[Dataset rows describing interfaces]

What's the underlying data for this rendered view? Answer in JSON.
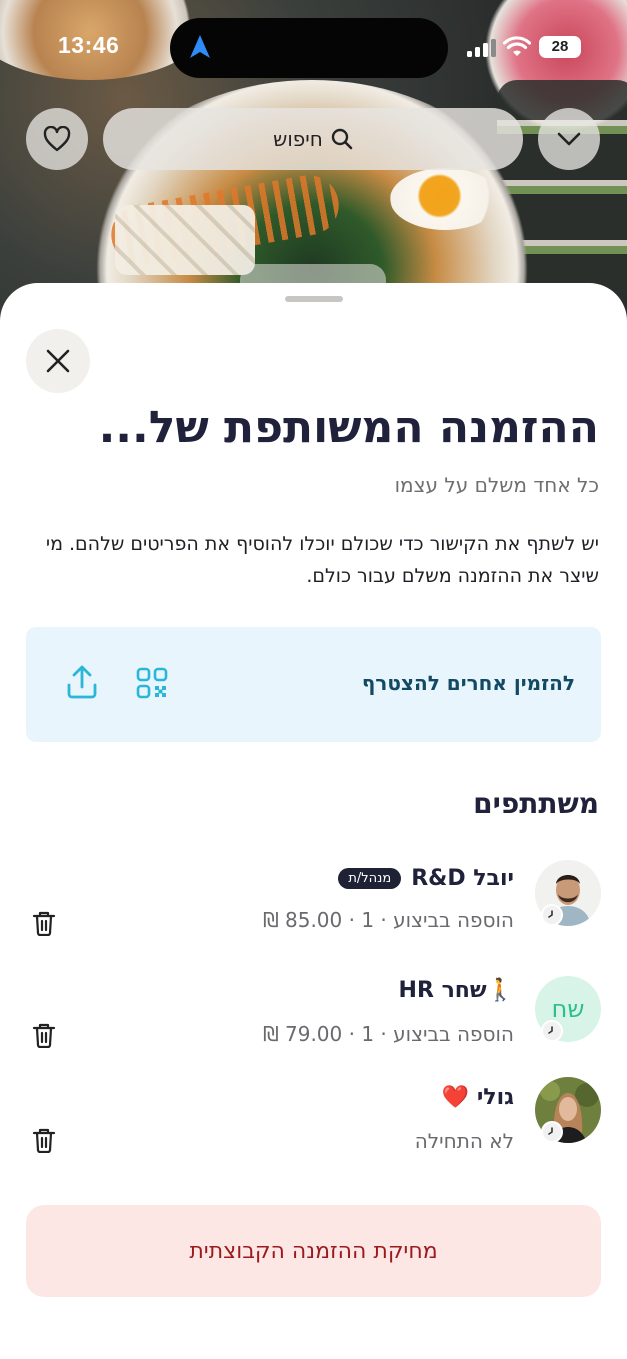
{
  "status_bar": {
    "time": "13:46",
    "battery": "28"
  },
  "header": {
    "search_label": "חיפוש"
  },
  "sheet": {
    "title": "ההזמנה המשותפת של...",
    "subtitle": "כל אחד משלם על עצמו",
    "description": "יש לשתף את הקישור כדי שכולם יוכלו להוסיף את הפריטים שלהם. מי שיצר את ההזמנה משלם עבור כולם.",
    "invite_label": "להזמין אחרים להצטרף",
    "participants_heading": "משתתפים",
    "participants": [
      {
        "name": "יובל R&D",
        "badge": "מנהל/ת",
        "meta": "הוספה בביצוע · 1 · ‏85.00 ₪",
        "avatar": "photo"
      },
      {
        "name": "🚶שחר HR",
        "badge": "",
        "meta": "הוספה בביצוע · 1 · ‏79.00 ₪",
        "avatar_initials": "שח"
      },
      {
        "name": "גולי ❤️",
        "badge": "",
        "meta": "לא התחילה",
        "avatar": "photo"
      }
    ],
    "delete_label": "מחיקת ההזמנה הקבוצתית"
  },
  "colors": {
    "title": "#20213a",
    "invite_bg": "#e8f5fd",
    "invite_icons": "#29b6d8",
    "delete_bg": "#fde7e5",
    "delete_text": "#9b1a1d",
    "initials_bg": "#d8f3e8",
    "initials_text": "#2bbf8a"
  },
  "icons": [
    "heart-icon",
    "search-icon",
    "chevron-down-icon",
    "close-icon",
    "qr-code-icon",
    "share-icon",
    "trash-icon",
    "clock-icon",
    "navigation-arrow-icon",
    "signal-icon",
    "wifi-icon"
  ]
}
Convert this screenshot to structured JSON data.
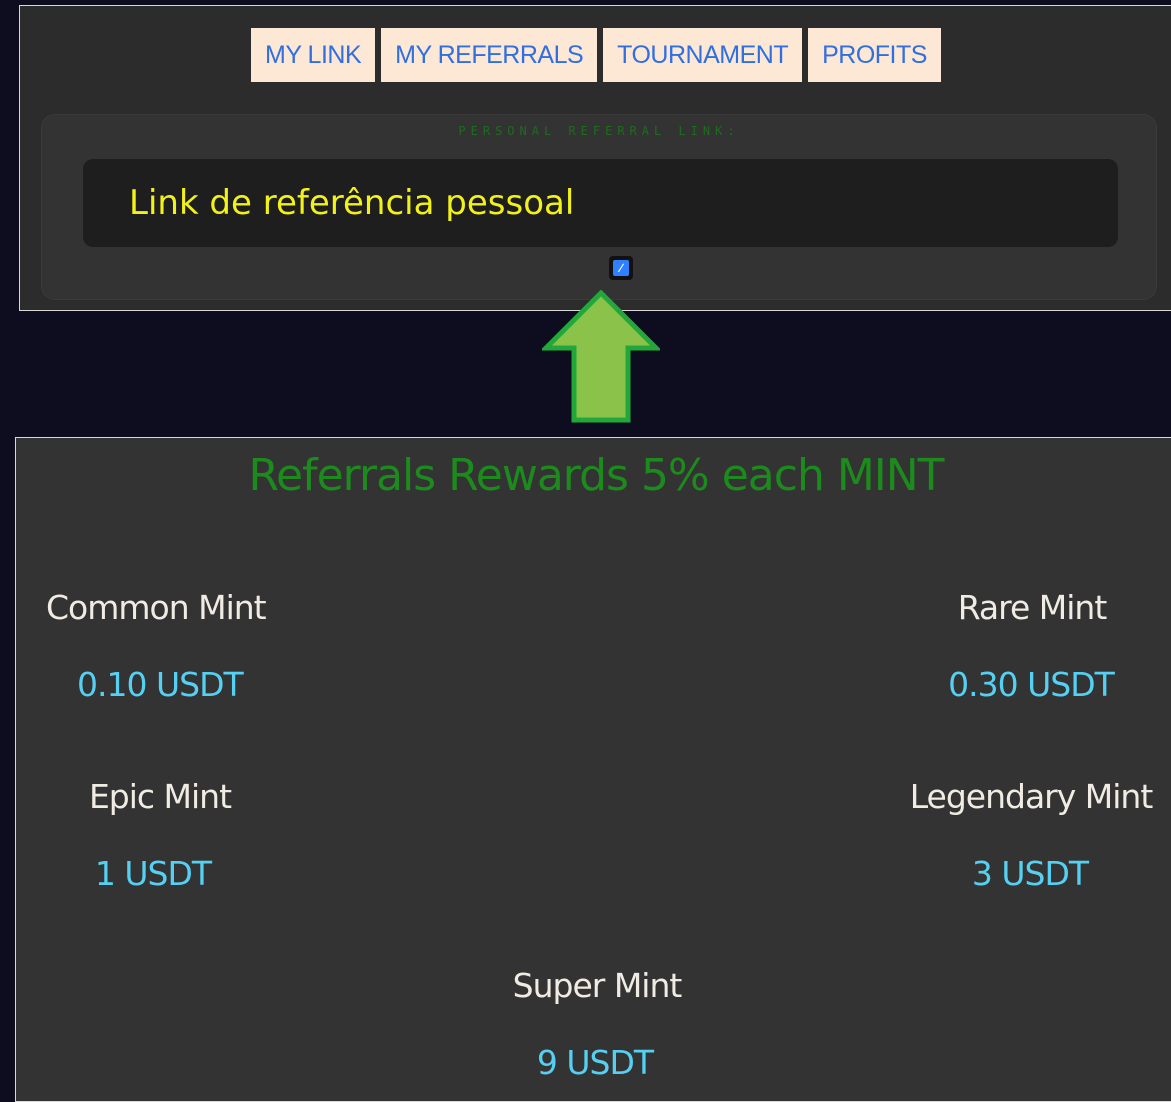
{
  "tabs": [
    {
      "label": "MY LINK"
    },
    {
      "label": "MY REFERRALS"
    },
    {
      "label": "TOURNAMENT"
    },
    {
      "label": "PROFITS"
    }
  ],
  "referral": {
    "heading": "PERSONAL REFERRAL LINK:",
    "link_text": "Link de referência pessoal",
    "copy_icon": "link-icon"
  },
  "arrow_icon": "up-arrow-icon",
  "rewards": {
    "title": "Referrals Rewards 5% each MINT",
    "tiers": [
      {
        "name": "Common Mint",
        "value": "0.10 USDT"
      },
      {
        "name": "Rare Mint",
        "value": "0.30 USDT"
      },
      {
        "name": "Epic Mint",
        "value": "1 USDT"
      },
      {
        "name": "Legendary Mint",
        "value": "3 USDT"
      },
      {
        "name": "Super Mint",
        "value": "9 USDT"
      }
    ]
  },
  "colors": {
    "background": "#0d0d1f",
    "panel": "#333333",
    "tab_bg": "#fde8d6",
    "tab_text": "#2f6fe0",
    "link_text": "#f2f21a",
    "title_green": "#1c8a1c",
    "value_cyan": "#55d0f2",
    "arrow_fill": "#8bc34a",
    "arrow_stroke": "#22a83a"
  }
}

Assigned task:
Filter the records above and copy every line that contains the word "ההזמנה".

Task answer:
    "title": "ההזמנה המשותפת של...",
    "description": "יש לשתף את הקישור כדי שכולם יוכלו להוסיף את הפריטים שלהם. מי שיצר את ההזמנה משלם עבור כולם.",
    "delete_label": "מחיקת ההזמנה הקבוצתית"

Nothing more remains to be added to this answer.